One of the key observations in the current storms was the persistence of drizzle drops in the presence of significant amounts of ice crystals over the steepest portion of the mountain crest. Despite the high radar reflectivity produced by the ice crystals (>15 dBZ) in this region, the relatively high condensate supply rate led to hazardous icing conditions. The current study reveals that vertical motions generated by local topographic features are critical in precipitation processes such as drizzle formation and thus it is essential that microphysical models predict these motions.

Full access
Kyoko Ikeda
,
Edward A. Brandes
, and
Roy M. Rasmussen

Abstract

An unusual multiple freezing-level event observed with polarimetric radar during the second phase of the Improvement of Microphysical Parameterization through Observational Verification Experiments (IMPROVE-2) field program is described. The event occurred on 28 November 2001 when a warm front moved over the Oregon Cascade Mountains. As the front approached, an elevated melting layer formed above a preexisting melting layer near ground. Continued warming of the lower atmosphere eventually dissipated the lower melting layer.

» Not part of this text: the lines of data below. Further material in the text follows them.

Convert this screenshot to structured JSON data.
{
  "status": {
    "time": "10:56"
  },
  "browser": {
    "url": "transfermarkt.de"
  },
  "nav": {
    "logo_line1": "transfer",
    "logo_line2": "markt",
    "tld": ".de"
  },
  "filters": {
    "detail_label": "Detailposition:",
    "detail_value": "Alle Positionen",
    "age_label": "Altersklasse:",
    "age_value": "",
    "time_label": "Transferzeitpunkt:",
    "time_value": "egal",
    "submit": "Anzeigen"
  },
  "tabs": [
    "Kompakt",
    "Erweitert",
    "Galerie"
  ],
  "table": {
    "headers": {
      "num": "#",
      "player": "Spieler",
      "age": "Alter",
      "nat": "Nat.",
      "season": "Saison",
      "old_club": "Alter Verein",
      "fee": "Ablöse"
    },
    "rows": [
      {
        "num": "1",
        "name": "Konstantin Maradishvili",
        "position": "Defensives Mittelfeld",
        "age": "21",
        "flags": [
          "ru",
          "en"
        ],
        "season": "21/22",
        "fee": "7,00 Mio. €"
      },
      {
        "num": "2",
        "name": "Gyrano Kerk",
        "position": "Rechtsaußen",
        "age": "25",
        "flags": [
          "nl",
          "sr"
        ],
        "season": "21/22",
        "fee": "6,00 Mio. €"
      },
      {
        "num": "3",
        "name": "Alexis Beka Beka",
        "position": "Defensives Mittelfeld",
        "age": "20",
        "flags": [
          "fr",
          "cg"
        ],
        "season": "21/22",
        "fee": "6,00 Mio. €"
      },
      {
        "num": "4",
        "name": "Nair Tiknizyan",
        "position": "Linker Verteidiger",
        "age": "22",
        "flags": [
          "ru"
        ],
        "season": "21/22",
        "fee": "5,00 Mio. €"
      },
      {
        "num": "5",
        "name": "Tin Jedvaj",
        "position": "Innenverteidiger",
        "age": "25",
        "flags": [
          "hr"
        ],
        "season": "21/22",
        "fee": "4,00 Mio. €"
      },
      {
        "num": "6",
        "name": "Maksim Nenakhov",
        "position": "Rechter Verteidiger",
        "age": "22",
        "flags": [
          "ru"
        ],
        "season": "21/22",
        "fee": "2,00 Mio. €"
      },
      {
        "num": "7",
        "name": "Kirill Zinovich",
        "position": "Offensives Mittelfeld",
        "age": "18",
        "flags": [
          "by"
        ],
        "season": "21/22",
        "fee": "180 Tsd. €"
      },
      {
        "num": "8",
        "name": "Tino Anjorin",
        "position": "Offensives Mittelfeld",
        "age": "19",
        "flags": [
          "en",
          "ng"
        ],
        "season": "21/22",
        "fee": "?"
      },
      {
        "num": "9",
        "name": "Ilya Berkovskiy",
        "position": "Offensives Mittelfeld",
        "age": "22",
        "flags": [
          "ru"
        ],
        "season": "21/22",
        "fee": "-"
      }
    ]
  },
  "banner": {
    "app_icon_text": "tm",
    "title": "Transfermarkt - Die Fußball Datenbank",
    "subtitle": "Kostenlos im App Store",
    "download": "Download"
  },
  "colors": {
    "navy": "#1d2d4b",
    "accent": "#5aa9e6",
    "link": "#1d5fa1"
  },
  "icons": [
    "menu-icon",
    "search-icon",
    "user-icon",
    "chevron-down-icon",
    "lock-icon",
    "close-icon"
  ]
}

The polarimetric measurements are used to estimate the height of the freezing levels, document their evolution, and deduce hydrometeor habits. The measurements indicate that when the two freezing levels were first observed melting was incomplete in the upper melting layer and characteristics of particles that passed through the two melting layers were similar. As warming progressed, the character of particles entering the lower melting layer changed, possibly becoming ice pellets or frozen drops. Eventually, the refreezing of particles ended and only rain occurred below the elevated melting layer.

The Doppler radial winds showed a well-defined wind maximum apparently associated with a “warm conveyor belt.” The jet intensified and descended through the elevated melting layer with time. However, the increase in wind speed did not appear connected with melting or result in precipitation enhancement.

Full access